2022 Grandeur HMG
Consumer criticisms are mounting as the country’s carmakers are unable to meet delivery deadlines due to ongoing supply shortages, and even obligating customers to pay more to get the latest edition models.
As carmakers like Hyundai Motor stop manufacturing the older versions of a vehicle when a new edition is released, customers having to wait more than a year for delivery of their cars are being pushed to buy more the expensive, newer edition of the vehicle they purchased.
“I purchased a Volvo XC60 in last April and received a notification from the carmaker that it would take 14 months to receive my car. While I’m expecting to receive my car in June, I’m worried if I’ll have to pay more for upgraded functions that I did not expect (following the launch of the newer edition),” said Kim Su-jin, a 37-year-old office worker living in Seoul.
According to industry estimates, after making an order customers are having to wait 10 to 18 months for their car to be delivered.

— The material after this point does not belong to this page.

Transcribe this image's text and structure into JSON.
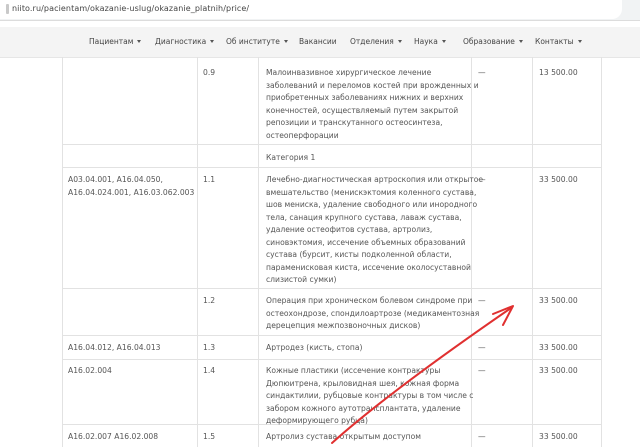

Considering that new edition models launch every year or so, those who wait over a year are forced to pay more due to price hikes in raw materials such as chips and steel sheets.
The country’s largest automaker Hyundai Motor launched the 2022 Grandeur earlier this week. The updated model, which has no major change in its exterior appearance, is at least 880,000 won to 1.9 million won ($680-$1,400) more expensive than the previous year’s model. Functions like curtains in the back seats or safety features like highway assist have been added.
Kia has also launched a new edition of the K8 earlier this month. The 2023 K8 costs 630,000 won more than last year’s model.
The price of Mercedes-Benz’ popular E-Class 250 AV has been also raised to 67.3 million won this year from last year’s 64.5 million won. The carmaker cited increased prices of raw materials.
“A delay in vehicle delivery mainly caused by chip shortages are making customers carry the burden. But it’s only the beginning of ‘carflation,’ as the price of new cars are expected to climb even higher considering the global market situation (of supply shortages),” said Lee Dong-hon, an executive director at Hyundai Motor Group’s industry think tank HMG Business Research center.
Carmakers say they have been seeking ways to alleviate the burden on consumers.
“Due to continuously rising production costs in terms of securing auto parts, we had to increase the price. But to minimize the burden on customers, we added functions that can minimize road noise as well as enhanced safety features,” Renault Korea said after unveiling the 2023 XM3. The newer edition, which cost 18.6 million won and was released in March this year, comes equipped with new functions like lane keeping assist. The price has been bumped up by 1.1 million won from the previous year’s model.
Some customers are even opting to get rid of some functions to speed up delivery. According to a Hyundai Motor dealership in Seoul, Kia’s flagship model EV6 can be received in 18 months once the order is made, but this can be shortened by 2 to 3 months if the navigation option is omitted.
Meanwhile, a consumers’ association said a legal hurdle in the Korean law has led to inconvenience.
According to the Fair Trade Commission’s contract on new car sales, those who sell a vehicle can deliver it to the buyer based on its updated condition. Buyers must then pay more or unilaterally cancel the contract.
“It’s a one-way, arrogant and authoritarian attitude toward customers because they can raise the price through small changes to existing models like options or trim adjustment. They should take responsibility for the delay in delivery and do more than just notifying customers on raised prices,” said Citizens United for Consumer Sovereignty, which is demanding changes in the related law.
By Kim Da-sol (firstname.lastname@example.org)